What is man, that you make so much of him, and that you set your heart on him, visit him every morning and test him every moment?” (Job 7:17-18)
These are words from Job who was a man who feared God, turned away from evil, blameless, and a man of many possessions. (Job 1:1-3)
But these words are not in gleeful admiration of God, like those found in Psalm 8, but in despair at the recent tragedy.
Through eyes of pain and distress, Job exclaims the kind of relationship he considers he has with the Lord.
Encircled around him are ‘friends’ who were also advising him of his relationship.
God has a relationship with Job, but clouded by ill-judged and a self-justifying heart, Job sees God as an unjust far-off taskmaster.
“If I sin, what do I do to you, you watcher of mankind? Why have you made me your mark? Why have I become a burden to you? Why do you not pardon my transgression and take away my iniquity? For now I shall lie in the earth; you will seek me, but I shall not be.” (Job 7:20-21)
The world is a mass of relationships of various kinds. Some are natural, others are chosen, some are broadly-defined, others are narrowly-focused and each have restrictions and expectations.

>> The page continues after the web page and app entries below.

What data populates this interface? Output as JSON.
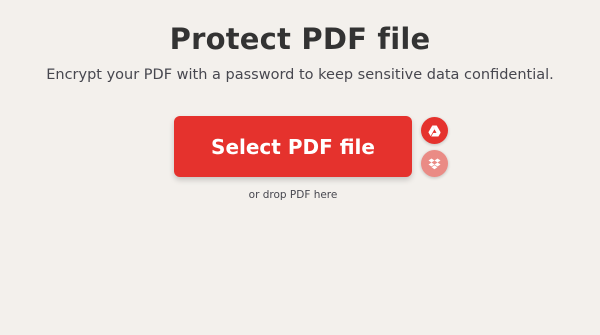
{
  "page": {
    "title": "Protect PDF file",
    "subtitle": "Encrypt your PDF with a password to keep sensitive data confidential."
  },
  "upload": {
    "select_label": "Select PDF file",
    "drop_hint": "or drop PDF here",
    "sources": [
      {
        "icon": "google-drive-icon"
      },
      {
        "icon": "dropbox-icon"
      }
    ]
  },
  "colors": {
    "background": "#f3f0ec",
    "accent": "#e5322d",
    "accent_light": "#ea8b85",
    "text_dark": "#333333",
    "text_muted": "#47474f"
  }
}
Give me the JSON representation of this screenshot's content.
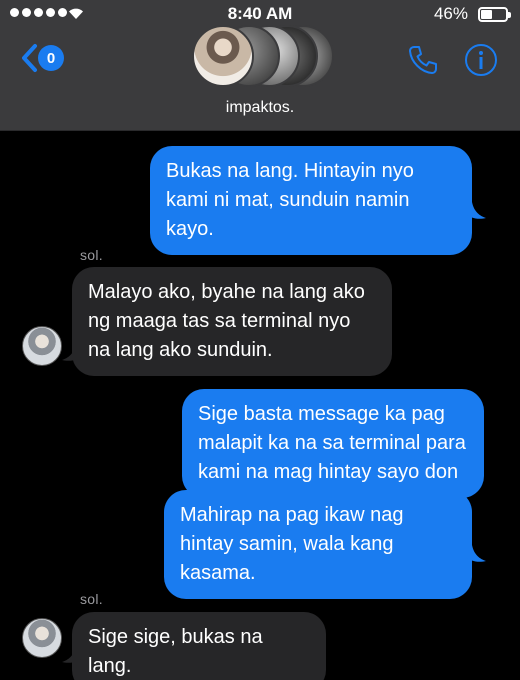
{
  "status_bar": {
    "time": "8:40 AM",
    "battery_percent": "46%",
    "battery_level": 0.46,
    "signal_bars": 5
  },
  "header": {
    "back_badge_count": "0",
    "group_name": "impaktos.",
    "accent_color": "#1a7cf0"
  },
  "messages": [
    {
      "direction": "outgoing",
      "text": "Bukas na lang. Hintayin nyo kami ni mat, sunduin namin kayo."
    },
    {
      "direction": "incoming",
      "sender": "sol.",
      "text": "Malayo ako, byahe na lang ako ng maaga tas sa terminal nyo na lang ako sunduin."
    },
    {
      "direction": "outgoing",
      "text": "Sige basta message ka pag malapit ka na sa terminal para kami na mag hintay sayo don"
    },
    {
      "direction": "outgoing",
      "text": "Mahirap na pag ikaw nag hintay samin, wala kang kasama."
    },
    {
      "direction": "incoming",
      "sender": "sol.",
      "text": "Sige sige, bukas na lang."
    }
  ]
}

The book of Job shows us the reality of God’s relationship with a world that is broken, being roamed by Satan and a world that has broken, mismatched and undefined relationships.
Have you ever witnessed or experienced relationships that are undefined, mismatched or broken? Who or what defines the relationships you have? Have you ever redefined a relationship for the sake of self-gratification, politics, or popularity?
Rebuking Job and his three elder friends, Elihu, the youth of the group, enters the conversation to provide some necessary God-man relationship reality. (Job 32-37)
After witnessing and experiencing the messes that we make of relationships with others and with God, have you ever listened for an Elihu? His words are uncomfortable and undesirable, but necessary. But so is what God does to redeem the mess of the relationship that we have made with our Creator and his creation.
“For God so loved the world, that he gave his only Son, that whoever believes in him should not perish but have eternal life. For God did not send his Son into the world to condemn the world, but in order that the world might be saved through him. (John 3:16-17)
God did not end his relationship with his fallen creation with a “let’s be friends” speech, but rather gave us a friend that would redeem, reconcile and restore our relationship with Him.
“Greater love has no one than this, that someone lay down his life for his friends. You are my friends if you do what I command you.” (John 15: 13-14)
Jesus laid down his life for you.